They say America has always been a gun culture — but it’s also been a gun-control culture. So I learned in a rare book called “Gun Fight: The Battle over the Right to Bear Arms in America” (W.W. Norton, 2011). What makes it rare? It’s a careful, unflinching, middle-ground analysis in a sea of polemic about the polarized (and now freshly painful) topic of gun control. It criticizes the National Rifle Association; it criticizes the gun-control movement. None of this is easy to read only weeks after the massacre of schoolchildren in Newtown, Conn. But now, as we brave the hard discussion across the harder divide, it can shine light into the dark.
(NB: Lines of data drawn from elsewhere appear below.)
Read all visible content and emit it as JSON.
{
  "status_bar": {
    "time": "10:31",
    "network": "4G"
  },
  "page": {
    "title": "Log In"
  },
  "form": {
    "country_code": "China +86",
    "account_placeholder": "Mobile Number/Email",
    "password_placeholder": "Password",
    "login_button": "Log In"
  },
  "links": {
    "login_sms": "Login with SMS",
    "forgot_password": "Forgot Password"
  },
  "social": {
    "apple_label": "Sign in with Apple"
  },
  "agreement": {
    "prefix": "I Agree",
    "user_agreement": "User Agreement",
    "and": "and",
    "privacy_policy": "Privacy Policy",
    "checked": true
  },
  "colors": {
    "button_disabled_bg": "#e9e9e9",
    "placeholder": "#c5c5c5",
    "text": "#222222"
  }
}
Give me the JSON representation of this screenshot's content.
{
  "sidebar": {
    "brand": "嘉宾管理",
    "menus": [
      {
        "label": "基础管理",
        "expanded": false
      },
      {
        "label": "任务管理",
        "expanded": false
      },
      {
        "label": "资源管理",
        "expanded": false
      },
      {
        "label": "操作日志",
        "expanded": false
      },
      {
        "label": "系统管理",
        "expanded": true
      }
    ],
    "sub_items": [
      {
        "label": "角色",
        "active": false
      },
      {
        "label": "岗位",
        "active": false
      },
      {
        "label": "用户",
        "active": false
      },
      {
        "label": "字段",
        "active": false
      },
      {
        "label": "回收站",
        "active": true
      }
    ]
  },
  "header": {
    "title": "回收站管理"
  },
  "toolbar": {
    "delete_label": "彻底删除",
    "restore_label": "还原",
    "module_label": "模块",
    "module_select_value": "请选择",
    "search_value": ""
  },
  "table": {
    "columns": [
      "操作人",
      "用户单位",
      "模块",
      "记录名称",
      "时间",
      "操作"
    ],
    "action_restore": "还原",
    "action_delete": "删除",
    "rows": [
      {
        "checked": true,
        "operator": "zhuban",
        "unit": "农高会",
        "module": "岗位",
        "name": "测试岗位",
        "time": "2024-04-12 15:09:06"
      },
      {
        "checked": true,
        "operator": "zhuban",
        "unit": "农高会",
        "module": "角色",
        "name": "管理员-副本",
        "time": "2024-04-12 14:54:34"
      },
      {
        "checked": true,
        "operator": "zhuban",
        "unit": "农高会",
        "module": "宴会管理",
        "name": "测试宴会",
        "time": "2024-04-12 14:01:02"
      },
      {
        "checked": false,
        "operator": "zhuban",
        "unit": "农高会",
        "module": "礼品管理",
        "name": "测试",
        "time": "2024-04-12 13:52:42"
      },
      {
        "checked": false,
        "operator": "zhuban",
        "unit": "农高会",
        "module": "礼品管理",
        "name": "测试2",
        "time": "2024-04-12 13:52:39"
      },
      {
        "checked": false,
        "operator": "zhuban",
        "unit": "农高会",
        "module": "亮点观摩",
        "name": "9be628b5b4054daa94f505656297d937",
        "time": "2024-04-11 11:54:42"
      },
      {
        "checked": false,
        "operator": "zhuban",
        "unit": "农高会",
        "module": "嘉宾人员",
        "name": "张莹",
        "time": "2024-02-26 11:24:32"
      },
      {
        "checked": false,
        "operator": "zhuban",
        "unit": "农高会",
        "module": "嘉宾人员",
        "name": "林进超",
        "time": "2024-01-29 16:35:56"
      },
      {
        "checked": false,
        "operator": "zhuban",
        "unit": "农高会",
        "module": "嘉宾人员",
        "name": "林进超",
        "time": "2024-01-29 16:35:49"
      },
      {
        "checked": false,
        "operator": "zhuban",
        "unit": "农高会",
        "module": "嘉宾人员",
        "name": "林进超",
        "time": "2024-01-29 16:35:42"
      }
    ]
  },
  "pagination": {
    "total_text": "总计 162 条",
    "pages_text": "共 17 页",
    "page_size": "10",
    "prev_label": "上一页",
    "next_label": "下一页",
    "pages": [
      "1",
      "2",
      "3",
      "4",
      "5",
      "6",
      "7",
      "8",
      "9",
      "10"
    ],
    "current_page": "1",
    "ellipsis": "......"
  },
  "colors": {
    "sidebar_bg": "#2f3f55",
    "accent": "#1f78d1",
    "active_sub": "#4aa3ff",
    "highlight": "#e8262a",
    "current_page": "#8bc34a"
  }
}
Author Adam Winkler is a constitutional law professor at UCLA. And he’s sure good at afflicting the comfortable. Favor more gun control? Then wrestle with the fact that gun-control groups historically had the worst motives: Take the Ku Klux Klan, whose mission was to disarm freed blacks who had been issued guns as Civil War soldiers. Or take the Sullivan Dangerous Weapons Act of 1911, which was applied discriminatively to jail immigrants. Do you back gun rights? Then know that the gun-embracing golden era of the Wild West is a sham. Turns out gun control thrived back then; as Winkler writes, “[f]rontier towns handled guns the way a Boston restaurant today handles overcoats in winter.” Meaning you came to town, you traded your weapon for a token. The Clanton brothers didn’t heed this ordinance in Tombstone, Ariz., which is why the Shootout at the OK Corral took place: The Earps were trying to enforce a gun-control law.